Interface dataset entries
········
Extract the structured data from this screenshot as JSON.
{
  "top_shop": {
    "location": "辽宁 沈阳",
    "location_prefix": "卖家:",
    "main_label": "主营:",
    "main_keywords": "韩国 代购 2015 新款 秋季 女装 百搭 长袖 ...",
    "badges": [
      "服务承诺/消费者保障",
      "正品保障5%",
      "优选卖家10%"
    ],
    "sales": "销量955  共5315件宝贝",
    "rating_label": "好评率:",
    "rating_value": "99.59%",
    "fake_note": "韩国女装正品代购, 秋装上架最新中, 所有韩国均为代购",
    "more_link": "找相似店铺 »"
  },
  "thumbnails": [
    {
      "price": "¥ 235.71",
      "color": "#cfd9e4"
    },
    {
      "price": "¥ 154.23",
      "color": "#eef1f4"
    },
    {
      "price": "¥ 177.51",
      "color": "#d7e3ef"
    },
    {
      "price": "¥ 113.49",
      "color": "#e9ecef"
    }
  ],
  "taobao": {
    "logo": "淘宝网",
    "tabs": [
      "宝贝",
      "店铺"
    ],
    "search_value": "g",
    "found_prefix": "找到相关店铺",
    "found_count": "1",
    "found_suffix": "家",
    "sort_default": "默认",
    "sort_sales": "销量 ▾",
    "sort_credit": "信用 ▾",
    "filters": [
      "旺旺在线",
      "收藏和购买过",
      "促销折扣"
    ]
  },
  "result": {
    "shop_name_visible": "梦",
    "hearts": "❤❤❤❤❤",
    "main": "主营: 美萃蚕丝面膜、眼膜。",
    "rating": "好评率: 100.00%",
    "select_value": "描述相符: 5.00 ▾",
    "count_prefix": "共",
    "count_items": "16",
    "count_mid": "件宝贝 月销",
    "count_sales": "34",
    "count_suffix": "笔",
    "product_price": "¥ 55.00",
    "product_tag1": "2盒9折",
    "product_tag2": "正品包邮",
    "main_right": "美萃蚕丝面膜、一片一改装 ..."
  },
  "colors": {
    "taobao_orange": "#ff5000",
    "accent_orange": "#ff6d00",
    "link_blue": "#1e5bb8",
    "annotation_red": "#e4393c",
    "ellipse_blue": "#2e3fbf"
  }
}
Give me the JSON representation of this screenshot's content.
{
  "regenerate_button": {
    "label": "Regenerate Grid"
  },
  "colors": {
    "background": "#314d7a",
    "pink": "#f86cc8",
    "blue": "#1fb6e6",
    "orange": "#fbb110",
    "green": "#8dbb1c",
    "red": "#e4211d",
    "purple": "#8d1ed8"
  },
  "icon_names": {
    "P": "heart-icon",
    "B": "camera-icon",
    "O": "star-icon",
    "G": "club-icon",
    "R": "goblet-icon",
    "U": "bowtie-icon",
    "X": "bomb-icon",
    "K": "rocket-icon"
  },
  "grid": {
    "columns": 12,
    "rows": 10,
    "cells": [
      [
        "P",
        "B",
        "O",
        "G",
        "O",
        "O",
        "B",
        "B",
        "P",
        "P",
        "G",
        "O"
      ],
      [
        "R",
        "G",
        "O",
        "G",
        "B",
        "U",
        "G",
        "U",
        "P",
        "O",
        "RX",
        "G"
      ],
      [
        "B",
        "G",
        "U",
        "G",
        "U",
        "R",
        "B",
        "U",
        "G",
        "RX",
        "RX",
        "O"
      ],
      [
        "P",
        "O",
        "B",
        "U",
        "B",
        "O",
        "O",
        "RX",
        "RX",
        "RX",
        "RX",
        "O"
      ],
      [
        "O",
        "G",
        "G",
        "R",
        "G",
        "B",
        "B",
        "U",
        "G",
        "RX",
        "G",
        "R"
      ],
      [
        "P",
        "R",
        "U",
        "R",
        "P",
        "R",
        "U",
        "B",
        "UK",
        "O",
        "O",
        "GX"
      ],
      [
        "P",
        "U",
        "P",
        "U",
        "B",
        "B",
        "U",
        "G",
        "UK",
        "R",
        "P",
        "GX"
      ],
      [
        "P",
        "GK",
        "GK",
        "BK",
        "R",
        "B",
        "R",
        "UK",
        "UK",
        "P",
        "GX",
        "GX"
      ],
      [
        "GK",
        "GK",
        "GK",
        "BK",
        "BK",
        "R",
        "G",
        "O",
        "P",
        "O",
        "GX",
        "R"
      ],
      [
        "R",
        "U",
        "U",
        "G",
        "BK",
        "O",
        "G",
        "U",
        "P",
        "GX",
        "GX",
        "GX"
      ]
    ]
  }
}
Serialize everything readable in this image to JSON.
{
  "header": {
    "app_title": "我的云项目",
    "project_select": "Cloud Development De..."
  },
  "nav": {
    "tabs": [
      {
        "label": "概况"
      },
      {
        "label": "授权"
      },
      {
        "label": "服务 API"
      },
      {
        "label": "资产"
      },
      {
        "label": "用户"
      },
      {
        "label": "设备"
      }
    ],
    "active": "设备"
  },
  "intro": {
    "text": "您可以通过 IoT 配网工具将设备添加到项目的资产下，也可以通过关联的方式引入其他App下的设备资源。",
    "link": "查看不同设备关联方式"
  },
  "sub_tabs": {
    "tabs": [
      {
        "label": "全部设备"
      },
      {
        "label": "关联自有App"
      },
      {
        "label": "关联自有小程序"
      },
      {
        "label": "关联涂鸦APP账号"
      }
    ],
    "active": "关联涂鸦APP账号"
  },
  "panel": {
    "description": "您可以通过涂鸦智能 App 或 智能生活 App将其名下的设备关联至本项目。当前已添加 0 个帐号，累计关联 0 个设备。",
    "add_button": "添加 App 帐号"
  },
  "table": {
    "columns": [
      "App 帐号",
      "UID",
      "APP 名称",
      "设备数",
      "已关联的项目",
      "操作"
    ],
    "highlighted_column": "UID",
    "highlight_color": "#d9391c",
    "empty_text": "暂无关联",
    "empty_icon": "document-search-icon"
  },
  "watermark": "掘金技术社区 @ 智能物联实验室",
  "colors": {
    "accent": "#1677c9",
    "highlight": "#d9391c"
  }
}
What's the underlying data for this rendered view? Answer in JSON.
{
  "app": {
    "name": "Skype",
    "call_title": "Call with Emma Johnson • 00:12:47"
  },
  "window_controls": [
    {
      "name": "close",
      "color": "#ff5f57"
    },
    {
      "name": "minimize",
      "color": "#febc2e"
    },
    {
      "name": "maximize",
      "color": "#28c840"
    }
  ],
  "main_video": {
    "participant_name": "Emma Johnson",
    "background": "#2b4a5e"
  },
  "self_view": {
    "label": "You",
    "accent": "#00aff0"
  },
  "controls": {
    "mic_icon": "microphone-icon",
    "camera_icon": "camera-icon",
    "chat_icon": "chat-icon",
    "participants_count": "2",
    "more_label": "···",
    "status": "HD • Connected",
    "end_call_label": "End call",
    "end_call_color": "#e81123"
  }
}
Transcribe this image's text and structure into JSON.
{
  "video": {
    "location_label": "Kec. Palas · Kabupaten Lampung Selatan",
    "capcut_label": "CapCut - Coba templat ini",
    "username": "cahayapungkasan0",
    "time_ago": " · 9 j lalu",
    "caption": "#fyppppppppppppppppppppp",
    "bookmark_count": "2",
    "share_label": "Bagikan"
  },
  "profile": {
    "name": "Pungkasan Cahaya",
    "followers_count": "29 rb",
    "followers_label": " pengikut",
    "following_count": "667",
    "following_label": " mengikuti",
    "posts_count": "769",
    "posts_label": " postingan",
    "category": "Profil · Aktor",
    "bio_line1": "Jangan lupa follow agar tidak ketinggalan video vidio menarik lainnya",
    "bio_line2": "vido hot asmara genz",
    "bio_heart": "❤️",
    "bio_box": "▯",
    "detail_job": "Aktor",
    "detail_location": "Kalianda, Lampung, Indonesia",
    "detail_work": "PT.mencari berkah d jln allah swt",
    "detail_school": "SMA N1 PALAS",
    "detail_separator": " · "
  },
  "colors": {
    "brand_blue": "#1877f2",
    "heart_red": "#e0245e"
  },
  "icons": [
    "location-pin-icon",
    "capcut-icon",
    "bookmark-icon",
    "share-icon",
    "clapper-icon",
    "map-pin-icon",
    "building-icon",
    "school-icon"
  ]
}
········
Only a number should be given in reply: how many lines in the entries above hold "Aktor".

2